I'll tell ya', I got no respect as a kid. I worked in a pet store; people kept asking how big I would get! St. Peter: Did you have any pets? Rodney Dangerfield: I had a dog. Apparently, his favorite bone was in my arm! St. Peter: How was your luck with the ladies? Rodney Dangerfield: I had no luck with women, alright? I went to my doctor; I told him I think my wife has VD, he gave himself a penicillin shot!
St. Peter: Were you married?
Rodney Dangerfield: Yeah, but I haven't spoken to my wife in years - I didn't want to interrupt her!
St. Peter: Was she a good cook? Rodney Dangerfield: She can't cook! She's the worst cook in the world, alright? The other night, she fixed alphabet soup - it spelled out "Help!"
St. Peter: Was your wife an intelligent woman? Rodney Dangerfield: Are you kidding? My wife's not smart, you know? She used to reach inside her bra to count to two. St. Peter: Rodney, how was your sex life?
Rodney Dangerfield: I got no sex life! The only time my wife makes love to me, there's always a reason for it! Now, one night she used me to time an egg.
I'll tell ya, that's the story of my life - I get no respect! I get no respect at all, alright? So, whattaya say, St. Peter, do I get in or what? St. Peter: Of course, you do. Rodney Dangerfield: Then, what's with all the questions? St. Peter: [solemnly] I just wanted to hear those jokes one more time.

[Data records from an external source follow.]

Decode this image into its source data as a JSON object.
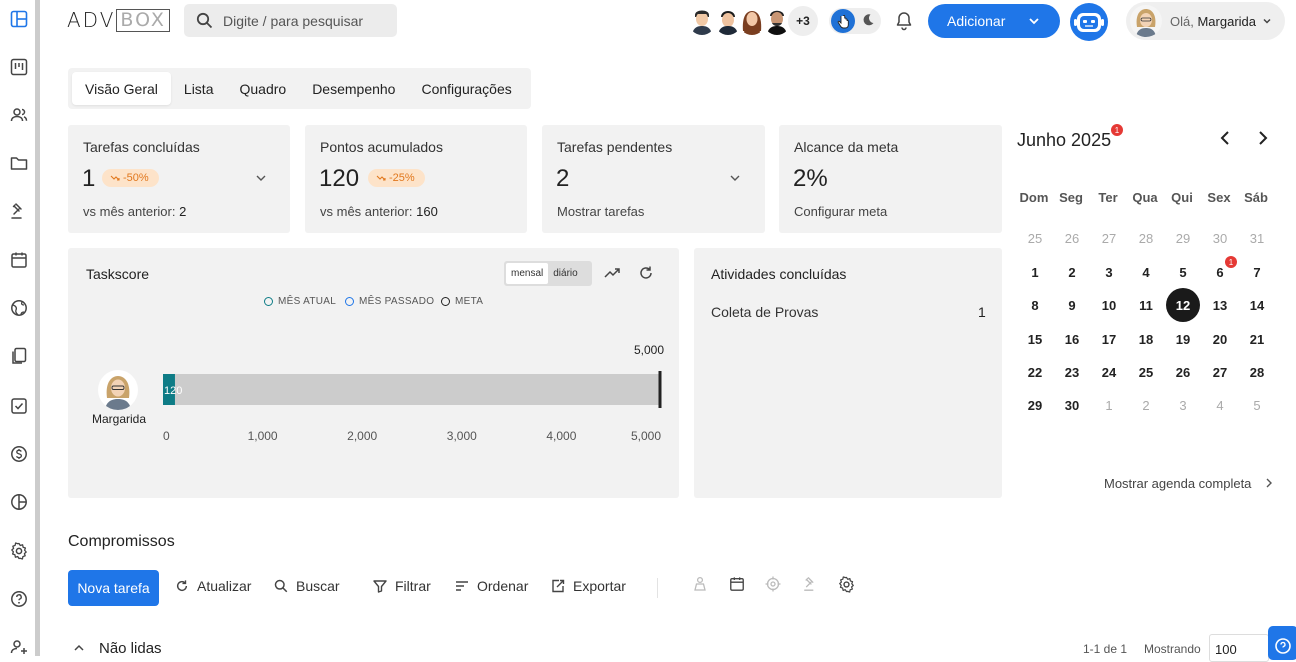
{
  "header": {
    "logo_left": "ADV",
    "logo_right": "BOX",
    "search_placeholder": "Digite / para pesquisar",
    "extra_users": "+3",
    "add_label": "Adicionar",
    "greeting": "Olá,",
    "user_name": "Margarida"
  },
  "tabs": [
    {
      "label": "Visão Geral",
      "active": true
    },
    {
      "label": "Lista"
    },
    {
      "label": "Quadro"
    },
    {
      "label": "Desempenho"
    },
    {
      "label": "Configurações"
    }
  ],
  "cards": [
    {
      "title": "Tarefas concluídas",
      "value": "1",
      "badge": "-50%",
      "sub_prefix": "vs mês anterior:",
      "sub_value": "2"
    },
    {
      "title": "Pontos acumulados",
      "value": "120",
      "badge": "-25%",
      "sub_prefix": "vs mês anterior:",
      "sub_value": "160"
    },
    {
      "title": "Tarefas pendentes",
      "value": "2",
      "sub_prefix": "Mostrar tarefas"
    },
    {
      "title": "Alcance da meta",
      "value": "2%",
      "sub_prefix": "Configurar meta"
    }
  ],
  "taskscore": {
    "title": "Taskscore",
    "toggle": [
      "mensal",
      "diário"
    ],
    "legend": [
      "MÊS ATUAL",
      "MÊS PASSADO",
      "META"
    ],
    "person": "Margarida"
  },
  "chart_data": {
    "type": "bar",
    "orientation": "horizontal",
    "categories": [
      "Margarida"
    ],
    "series": [
      {
        "name": "MÊS ATUAL",
        "values": [
          120
        ],
        "color": "#0e7c86"
      },
      {
        "name": "MÊS PASSADO",
        "values": [
          5000
        ],
        "color": "#cccccc"
      }
    ],
    "meta_value": 5000,
    "meta_label": "5,000",
    "bar_label": "120",
    "xlim": [
      0,
      5000
    ],
    "xticks": [
      "0",
      "1,000",
      "2,000",
      "3,000",
      "4,000",
      "5,000"
    ]
  },
  "atividades": {
    "title": "Atividades concluídas",
    "items": [
      {
        "label": "Coleta de Provas",
        "count": "1"
      }
    ]
  },
  "calendar": {
    "month_label": "Junho 2025",
    "month_badge": "1",
    "weekdays": [
      "Dom",
      "Seg",
      "Ter",
      "Qua",
      "Qui",
      "Sex",
      "Sáb"
    ],
    "weeks": [
      [
        "25",
        "26",
        "27",
        "28",
        "29",
        "30",
        "31"
      ],
      [
        "1",
        "2",
        "3",
        "4",
        "5",
        "6",
        "7"
      ],
      [
        "8",
        "9",
        "10",
        "11",
        "12",
        "13",
        "14"
      ],
      [
        "15",
        "16",
        "17",
        "18",
        "19",
        "20",
        "21"
      ],
      [
        "22",
        "23",
        "24",
        "25",
        "26",
        "27",
        "28"
      ],
      [
        "29",
        "30",
        "1",
        "2",
        "3",
        "4",
        "5"
      ]
    ],
    "today": "12",
    "event_day": "6",
    "event_badge": "1",
    "show_all": "Mostrar agenda completa"
  },
  "compromissos": {
    "title": "Compromissos",
    "new_task": "Nova tarefa",
    "actions": [
      "Atualizar",
      "Buscar",
      "Filtrar",
      "Ordenar",
      "Exportar"
    ],
    "section": "Não lidas",
    "pagination": "1-1 de 1",
    "showing_label": "Mostrando",
    "page_size": "100"
  },
  "colors": {
    "accent": "#1f76e8",
    "bar_current": "#0e7c86",
    "badge_bg": "#fde3c9",
    "badge_text": "#e1781e",
    "alert": "#e53935"
  }
}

Rodney Dangerfield: Finally! A little respect! St. Peter: Come on in.
[Dangerfield enters through the gates, angelic harmony rises. Dissolve to stand-up image of Rodney Dangerfield with the inscription: "We'll miss you. Rodney Dangerfield 1921-2004"] [Fade out.]
Everybody has a favorite Dangerfield joke. Here are just a few of his greatest ones:
Suzanne Ford, : Suzanne Ford has worked on stage and in film and television, guest starring on multiple series such as Bones, House, How I Met Your Mother, Monk, That 70s Show, Friends, and many more. Her recent film work includes supporting roles in The Informers with Mickey Roarke, Billy Bob Thornton and Kim Basinger, You, Me and Dupree with Matt Dillon, Michael Douglas, Owen Wilson and Kate Hudson, and Uncross the Stars with Barbara Hershey and Ron Perlman, along with lead roles in the indie films Darkening... (more...)